Write out, exactly as they stand, the line containing "Parse this screenshot: output" and all subsequent lines up to and including the final line of the records.
*** Opening of DATA PROVIDED ***
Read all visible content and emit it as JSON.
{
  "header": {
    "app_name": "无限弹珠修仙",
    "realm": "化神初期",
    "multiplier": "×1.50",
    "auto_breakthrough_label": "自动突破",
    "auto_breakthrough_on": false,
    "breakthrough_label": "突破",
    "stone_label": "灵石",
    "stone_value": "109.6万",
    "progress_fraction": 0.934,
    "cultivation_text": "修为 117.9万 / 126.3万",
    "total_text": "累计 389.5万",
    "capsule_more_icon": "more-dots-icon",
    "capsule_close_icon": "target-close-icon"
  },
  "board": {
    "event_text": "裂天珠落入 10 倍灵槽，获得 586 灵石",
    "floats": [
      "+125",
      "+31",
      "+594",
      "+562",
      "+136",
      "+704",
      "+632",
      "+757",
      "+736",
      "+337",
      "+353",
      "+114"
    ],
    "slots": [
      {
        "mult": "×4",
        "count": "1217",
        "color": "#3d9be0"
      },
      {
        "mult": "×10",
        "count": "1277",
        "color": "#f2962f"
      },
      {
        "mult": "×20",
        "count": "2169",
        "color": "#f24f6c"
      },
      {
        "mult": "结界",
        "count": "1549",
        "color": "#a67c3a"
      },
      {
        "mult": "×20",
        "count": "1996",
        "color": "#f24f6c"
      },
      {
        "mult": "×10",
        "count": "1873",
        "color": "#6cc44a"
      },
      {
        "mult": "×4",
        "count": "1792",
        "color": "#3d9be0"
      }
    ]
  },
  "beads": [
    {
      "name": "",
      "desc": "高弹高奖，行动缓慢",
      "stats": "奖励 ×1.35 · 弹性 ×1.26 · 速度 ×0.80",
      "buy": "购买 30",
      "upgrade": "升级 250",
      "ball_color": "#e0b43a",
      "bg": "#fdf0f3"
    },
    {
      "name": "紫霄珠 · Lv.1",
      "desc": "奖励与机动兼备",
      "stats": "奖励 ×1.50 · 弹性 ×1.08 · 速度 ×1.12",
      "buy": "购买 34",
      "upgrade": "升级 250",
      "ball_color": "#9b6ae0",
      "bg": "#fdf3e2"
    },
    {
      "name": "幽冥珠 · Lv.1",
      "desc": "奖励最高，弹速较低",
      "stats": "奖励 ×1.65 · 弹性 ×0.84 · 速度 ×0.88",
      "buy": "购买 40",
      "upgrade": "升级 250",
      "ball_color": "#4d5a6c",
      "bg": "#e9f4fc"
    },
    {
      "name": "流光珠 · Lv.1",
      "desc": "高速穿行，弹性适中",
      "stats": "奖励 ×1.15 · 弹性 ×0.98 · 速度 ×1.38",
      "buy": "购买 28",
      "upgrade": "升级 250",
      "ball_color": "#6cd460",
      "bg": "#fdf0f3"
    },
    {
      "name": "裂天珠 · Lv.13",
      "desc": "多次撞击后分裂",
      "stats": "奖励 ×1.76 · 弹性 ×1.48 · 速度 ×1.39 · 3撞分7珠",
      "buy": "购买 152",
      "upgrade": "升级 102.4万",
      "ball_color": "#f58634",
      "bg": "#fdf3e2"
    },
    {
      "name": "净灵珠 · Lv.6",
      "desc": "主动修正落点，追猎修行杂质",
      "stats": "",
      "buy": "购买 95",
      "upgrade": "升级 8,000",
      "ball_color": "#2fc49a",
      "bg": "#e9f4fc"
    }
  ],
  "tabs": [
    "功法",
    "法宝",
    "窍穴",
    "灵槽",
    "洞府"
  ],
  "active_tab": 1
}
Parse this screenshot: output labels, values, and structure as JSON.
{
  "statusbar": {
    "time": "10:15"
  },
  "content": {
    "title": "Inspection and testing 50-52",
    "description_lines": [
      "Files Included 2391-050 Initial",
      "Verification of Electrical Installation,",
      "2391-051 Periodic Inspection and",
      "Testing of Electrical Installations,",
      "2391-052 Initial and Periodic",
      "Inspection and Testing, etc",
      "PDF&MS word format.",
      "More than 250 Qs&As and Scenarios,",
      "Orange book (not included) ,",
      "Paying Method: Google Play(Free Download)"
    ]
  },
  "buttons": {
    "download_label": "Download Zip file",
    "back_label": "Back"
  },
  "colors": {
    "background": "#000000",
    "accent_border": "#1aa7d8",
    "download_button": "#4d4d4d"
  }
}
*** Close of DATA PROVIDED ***
■ **RESULT OF THIS TASK**
Parse this screenshot: output labels, values, and structure as JSON.
{
  "statusbar": {
    "time": "10:15"
  },
  "content": {
    "title": "Inspection and testing 50-52",
    "description_lines": [
      "Files Included 2391-050 Initial",
      "Verification of Electrical Installation,",
      "2391-051 Periodic Inspection and",
      "Testing of Electrical Installations,",
      "2391-052 Initial and Periodic",
      "Inspection and Testing, etc",
      "PDF&MS word format.",
      "More than 250 Qs&As and Scenarios,",
      "Orange book (not included) ,",
      "Paying Method: Google Play(Free Download)"
    ]
  },
  "buttons": {
    "download_label": "Download Zip file",
    "back_label": "Back"
  },
  "colors": {
    "background": "#000000",
    "accent_border": "#1aa7d8",
    "download_button": "#4d4d4d"
  }
}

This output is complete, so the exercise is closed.